(Items from an interface collection)
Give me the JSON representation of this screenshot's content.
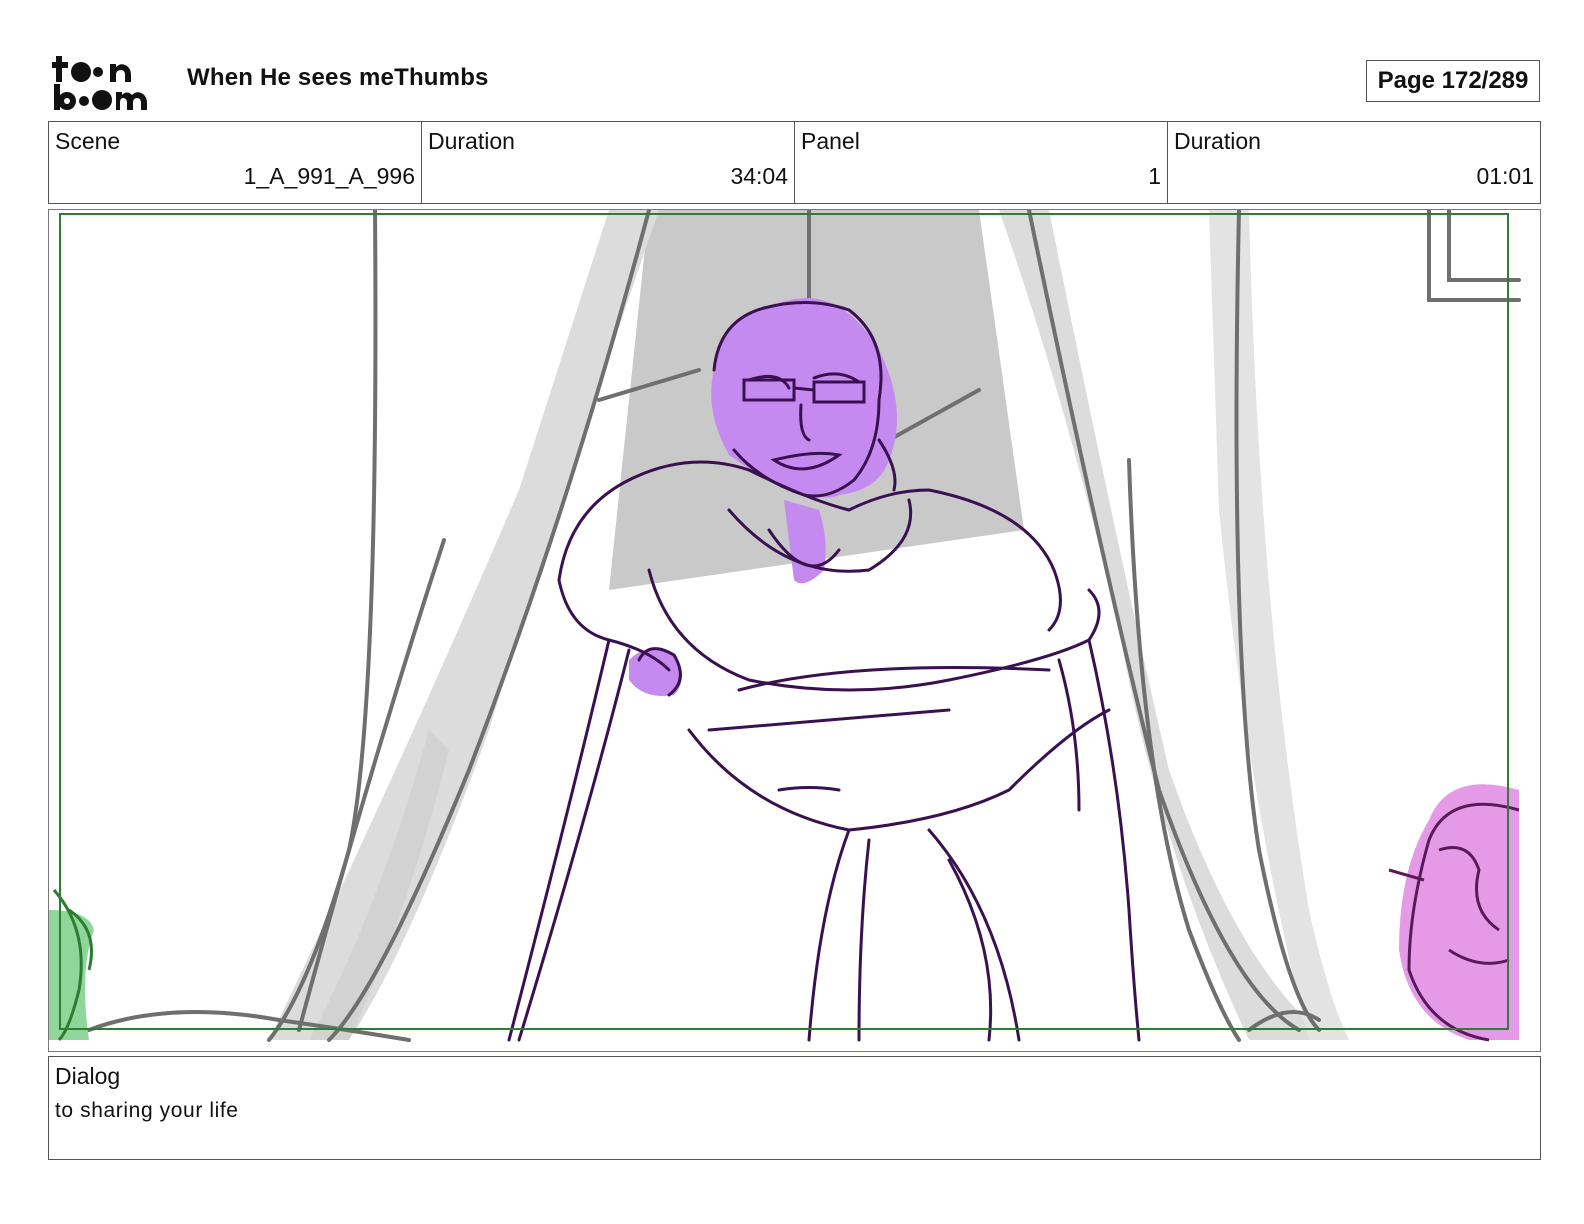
{
  "header": {
    "logo_text": "toon boom",
    "title": "When He sees meThumbs",
    "page_label": "Page 172/289"
  },
  "info": {
    "scene_label": "Scene",
    "scene_value": "1_A_991_A_996",
    "scene_duration_label": "Duration",
    "scene_duration_value": "34:04",
    "panel_label": "Panel",
    "panel_value": "1",
    "panel_duration_label": "Duration",
    "panel_duration_value": "01:01"
  },
  "panel": {
    "safe_frame_color": "#2e7d32",
    "character_main_color": "#c58af0",
    "character_right_color": "#e59ae8",
    "character_left_color": "#8fd69a",
    "lineart_color": "#3a1150",
    "curtain_line_color": "#6f6f6f",
    "curtain_shade_color": "#dcdcdc",
    "window_fill_color": "#c9c9c9"
  },
  "dialog": {
    "label": "Dialog",
    "text": "to sharing your life"
  }
}
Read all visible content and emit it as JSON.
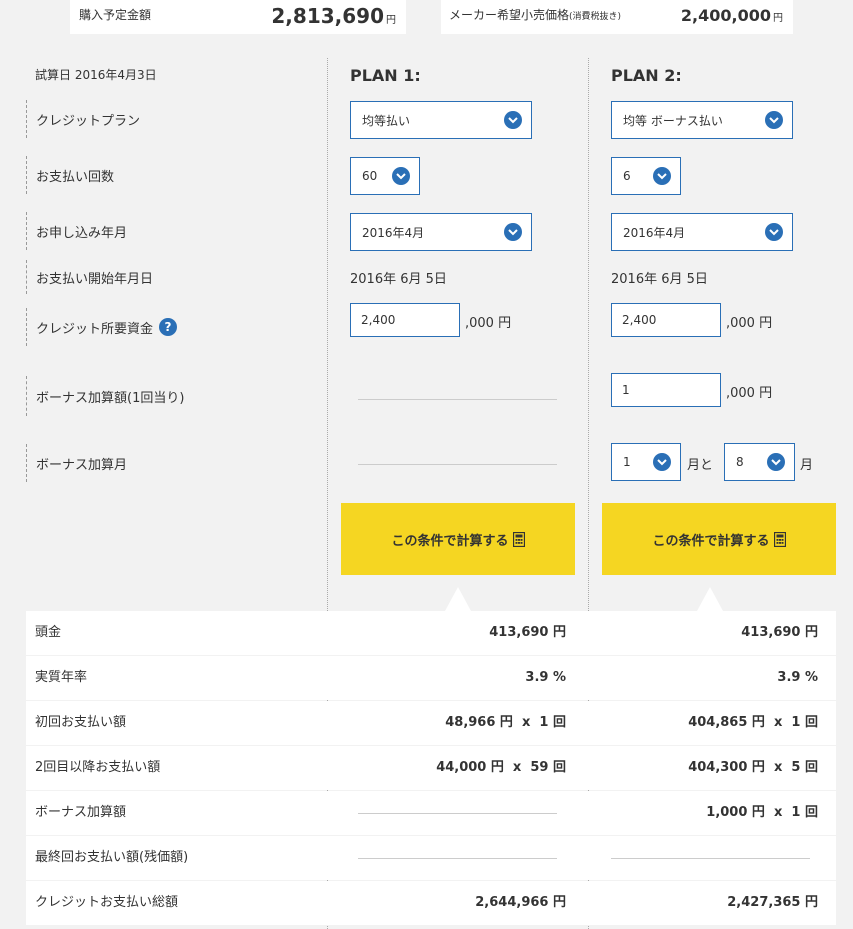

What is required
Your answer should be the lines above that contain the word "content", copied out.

Solution to the problem
Give me the JSON representation of this screenshot's content.
Read all visible content and emit it as JSON.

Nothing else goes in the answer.